The goal of his parliamentary group is to design a cross-party package of measures together with the parliamentary groups of the governing parties. The members of the Christian Democrats and the Christian Social Union (CDU/CSU) proposed last week, among other things, that the so-called advertising of sympathy for criminal organisations and terrorist organisations be reclassified as a crime.

German Federal Government Commissioner for the Fight Againts Anti-Semitism Felix Klein also sounded the alarm, warning of a continued rise in anti-Semitic crimes in the wake of Iran’s attack on Israel.

„Hamas’ terrorist attack on Israel on 7 October led to an unprecedented surge in anti-Semitic crime in Europe, and this can be expected to continue after Iran’s recent attack,”

Klein told the German press.

Guner Balci, commissioner for integration in Berlin’s Neukolln district, also pointed to a clear link between the war in the Middle East and rising anti-Semitism. In her district, a large part of the population sympathises with Hamas and sees it as a kind of liberation organisation, Balci said in an interview. Although this was already the case before the 7 October terrorist attack, it has become even more evident since then. At the same time, the Coordination Council of Muslims in Germany complained in November about the Muslims’ exposure to verbal or physical attacks due to the war in the Middle East.
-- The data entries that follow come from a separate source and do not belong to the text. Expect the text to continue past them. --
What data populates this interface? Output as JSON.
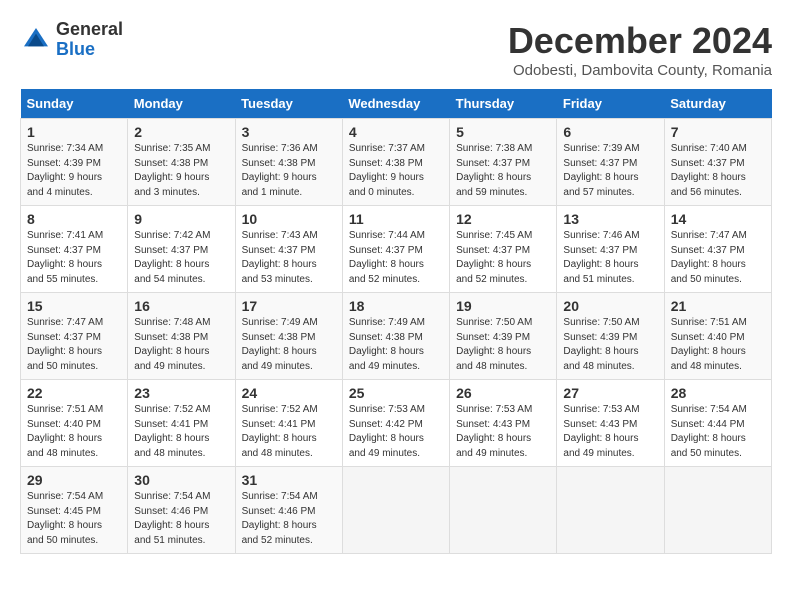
{
  "logo": {
    "general": "General",
    "blue": "Blue"
  },
  "title": "December 2024",
  "location": "Odobesti, Dambovita County, Romania",
  "days_header": [
    "Sunday",
    "Monday",
    "Tuesday",
    "Wednesday",
    "Thursday",
    "Friday",
    "Saturday"
  ],
  "weeks": [
    [
      {
        "day": "1",
        "info": "Sunrise: 7:34 AM\nSunset: 4:39 PM\nDaylight: 9 hours\nand 4 minutes."
      },
      {
        "day": "2",
        "info": "Sunrise: 7:35 AM\nSunset: 4:38 PM\nDaylight: 9 hours\nand 3 minutes."
      },
      {
        "day": "3",
        "info": "Sunrise: 7:36 AM\nSunset: 4:38 PM\nDaylight: 9 hours\nand 1 minute."
      },
      {
        "day": "4",
        "info": "Sunrise: 7:37 AM\nSunset: 4:38 PM\nDaylight: 9 hours\nand 0 minutes."
      },
      {
        "day": "5",
        "info": "Sunrise: 7:38 AM\nSunset: 4:37 PM\nDaylight: 8 hours\nand 59 minutes."
      },
      {
        "day": "6",
        "info": "Sunrise: 7:39 AM\nSunset: 4:37 PM\nDaylight: 8 hours\nand 57 minutes."
      },
      {
        "day": "7",
        "info": "Sunrise: 7:40 AM\nSunset: 4:37 PM\nDaylight: 8 hours\nand 56 minutes."
      }
    ],
    [
      {
        "day": "8",
        "info": "Sunrise: 7:41 AM\nSunset: 4:37 PM\nDaylight: 8 hours\nand 55 minutes."
      },
      {
        "day": "9",
        "info": "Sunrise: 7:42 AM\nSunset: 4:37 PM\nDaylight: 8 hours\nand 54 minutes."
      },
      {
        "day": "10",
        "info": "Sunrise: 7:43 AM\nSunset: 4:37 PM\nDaylight: 8 hours\nand 53 minutes."
      },
      {
        "day": "11",
        "info": "Sunrise: 7:44 AM\nSunset: 4:37 PM\nDaylight: 8 hours\nand 52 minutes."
      },
      {
        "day": "12",
        "info": "Sunrise: 7:45 AM\nSunset: 4:37 PM\nDaylight: 8 hours\nand 52 minutes."
      },
      {
        "day": "13",
        "info": "Sunrise: 7:46 AM\nSunset: 4:37 PM\nDaylight: 8 hours\nand 51 minutes."
      },
      {
        "day": "14",
        "info": "Sunrise: 7:47 AM\nSunset: 4:37 PM\nDaylight: 8 hours\nand 50 minutes."
      }
    ],
    [
      {
        "day": "15",
        "info": "Sunrise: 7:47 AM\nSunset: 4:37 PM\nDaylight: 8 hours\nand 50 minutes."
      },
      {
        "day": "16",
        "info": "Sunrise: 7:48 AM\nSunset: 4:38 PM\nDaylight: 8 hours\nand 49 minutes."
      },
      {
        "day": "17",
        "info": "Sunrise: 7:49 AM\nSunset: 4:38 PM\nDaylight: 8 hours\nand 49 minutes."
      },
      {
        "day": "18",
        "info": "Sunrise: 7:49 AM\nSunset: 4:38 PM\nDaylight: 8 hours\nand 49 minutes."
      },
      {
        "day": "19",
        "info": "Sunrise: 7:50 AM\nSunset: 4:39 PM\nDaylight: 8 hours\nand 48 minutes."
      },
      {
        "day": "20",
        "info": "Sunrise: 7:50 AM\nSunset: 4:39 PM\nDaylight: 8 hours\nand 48 minutes."
      },
      {
        "day": "21",
        "info": "Sunrise: 7:51 AM\nSunset: 4:40 PM\nDaylight: 8 hours\nand 48 minutes."
      }
    ],
    [
      {
        "day": "22",
        "info": "Sunrise: 7:51 AM\nSunset: 4:40 PM\nDaylight: 8 hours\nand 48 minutes."
      },
      {
        "day": "23",
        "info": "Sunrise: 7:52 AM\nSunset: 4:41 PM\nDaylight: 8 hours\nand 48 minutes."
      },
      {
        "day": "24",
        "info": "Sunrise: 7:52 AM\nSunset: 4:41 PM\nDaylight: 8 hours\nand 48 minutes."
      },
      {
        "day": "25",
        "info": "Sunrise: 7:53 AM\nSunset: 4:42 PM\nDaylight: 8 hours\nand 49 minutes."
      },
      {
        "day": "26",
        "info": "Sunrise: 7:53 AM\nSunset: 4:43 PM\nDaylight: 8 hours\nand 49 minutes."
      },
      {
        "day": "27",
        "info": "Sunrise: 7:53 AM\nSunset: 4:43 PM\nDaylight: 8 hours\nand 49 minutes."
      },
      {
        "day": "28",
        "info": "Sunrise: 7:54 AM\nSunset: 4:44 PM\nDaylight: 8 hours\nand 50 minutes."
      }
    ],
    [
      {
        "day": "29",
        "info": "Sunrise: 7:54 AM\nSunset: 4:45 PM\nDaylight: 8 hours\nand 50 minutes."
      },
      {
        "day": "30",
        "info": "Sunrise: 7:54 AM\nSunset: 4:46 PM\nDaylight: 8 hours\nand 51 minutes."
      },
      {
        "day": "31",
        "info": "Sunrise: 7:54 AM\nSunset: 4:46 PM\nDaylight: 8 hours\nand 52 minutes."
      },
      {
        "day": "",
        "info": ""
      },
      {
        "day": "",
        "info": ""
      },
      {
        "day": "",
        "info": ""
      },
      {
        "day": "",
        "info": ""
      }
    ]
  ]
}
There have been dozens of attacks and children and young people are being stigmatised in schools.



europe, middle east, war